Consider hiring help. Someone could help with shoveling snow, salting the driveway, cooking meals, or doing the laundry. Installing a home security system can also go a long way toward helping those who live alone to feel more safe.
One of the largest risks in the winter is falls — either outside on ice and snow, or inside on rugs, blankets, or in soft slippers. Many people shuffle along in their slippers, or run around the house with relatives, inevitably tripping over things. Instead of slippers, consider well-made shoes with sturdy soles. Also try coverings for the bottom of shoes or boots that provide traction on the snow. (One brand is called Yaktrax.) For indoors, try getting carpet tape or non-slip rug pads so that the rugs don’t slip and cause a risk for falls.
Don’t get me wrong… these gifts likely won’t evoke a glimmer of joy in her eyes. In fact, she may give you the same response that your spouse would give you when unwrapping a pair of rubber gloves and a toilet brush. However, these are things your parents likely won’t get themselves, but that could easily keep them out of the hospital this holiday.
Also consider something to keep their mind healthy. My grandfather has a subscription to National Geographic. Consider giving a book of riddles or crosswords. How about a 500-piece puzzle to do with the whole family? Or better yet, teach yourself and your older kids to play a game your parents may know, such as dominos, bridge, or sheepshead. Then surprise your parents/grandparents by playing with them. (Your kids might be really impressed when grandpa beats everyone at euchre).
Try inspiring their memory by framing an old family photo, making a traditional family recipe, or planning an outing that you did as a child. For those who are tech savvy, consider making a video collage of photos of your family.

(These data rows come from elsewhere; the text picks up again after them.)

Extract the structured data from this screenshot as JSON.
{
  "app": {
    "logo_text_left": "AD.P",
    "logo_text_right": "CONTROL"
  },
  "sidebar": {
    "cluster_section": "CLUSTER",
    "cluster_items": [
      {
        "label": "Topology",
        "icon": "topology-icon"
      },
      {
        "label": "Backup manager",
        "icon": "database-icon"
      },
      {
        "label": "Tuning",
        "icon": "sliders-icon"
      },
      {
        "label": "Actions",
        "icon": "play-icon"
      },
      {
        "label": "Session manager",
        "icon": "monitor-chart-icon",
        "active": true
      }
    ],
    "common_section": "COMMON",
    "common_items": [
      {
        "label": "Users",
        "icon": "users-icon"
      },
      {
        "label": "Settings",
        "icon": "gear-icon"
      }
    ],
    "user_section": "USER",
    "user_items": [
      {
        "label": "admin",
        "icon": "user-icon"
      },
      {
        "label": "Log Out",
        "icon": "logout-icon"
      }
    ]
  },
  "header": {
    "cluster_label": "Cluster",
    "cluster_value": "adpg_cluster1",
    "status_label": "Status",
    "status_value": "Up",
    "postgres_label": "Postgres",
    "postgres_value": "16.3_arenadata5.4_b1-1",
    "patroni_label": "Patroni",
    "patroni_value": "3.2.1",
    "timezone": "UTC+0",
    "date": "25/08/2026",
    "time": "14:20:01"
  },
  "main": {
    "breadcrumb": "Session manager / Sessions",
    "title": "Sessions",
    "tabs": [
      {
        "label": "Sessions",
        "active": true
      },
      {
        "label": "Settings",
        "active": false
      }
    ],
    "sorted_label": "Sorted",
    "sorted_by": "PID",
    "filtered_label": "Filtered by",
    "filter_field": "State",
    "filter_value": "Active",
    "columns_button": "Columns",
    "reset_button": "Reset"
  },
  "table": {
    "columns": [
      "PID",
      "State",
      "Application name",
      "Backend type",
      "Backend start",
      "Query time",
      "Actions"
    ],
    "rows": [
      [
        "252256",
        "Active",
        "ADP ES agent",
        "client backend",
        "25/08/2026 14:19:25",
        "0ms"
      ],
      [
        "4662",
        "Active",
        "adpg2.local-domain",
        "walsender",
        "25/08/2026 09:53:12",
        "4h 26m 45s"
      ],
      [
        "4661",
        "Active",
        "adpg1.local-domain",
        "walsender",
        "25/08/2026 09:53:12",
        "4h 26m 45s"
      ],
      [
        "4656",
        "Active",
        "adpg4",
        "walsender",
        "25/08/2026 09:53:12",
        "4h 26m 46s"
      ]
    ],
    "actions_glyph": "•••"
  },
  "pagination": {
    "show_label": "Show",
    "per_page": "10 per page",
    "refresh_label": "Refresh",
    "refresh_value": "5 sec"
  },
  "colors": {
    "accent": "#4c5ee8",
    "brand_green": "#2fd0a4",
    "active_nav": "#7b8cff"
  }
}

Or, create a new tradition: buy tickets to a play, musical, or show. Most theaters have special seats that are held aside for people with disabilities — both those in wheelchairs, and those with vision or hearing problems.
Looking for something more frugal? One of my patients has a tradition where each family member writes a poem or essay that they read aloud on Christmas to update other family members on main events in their lives.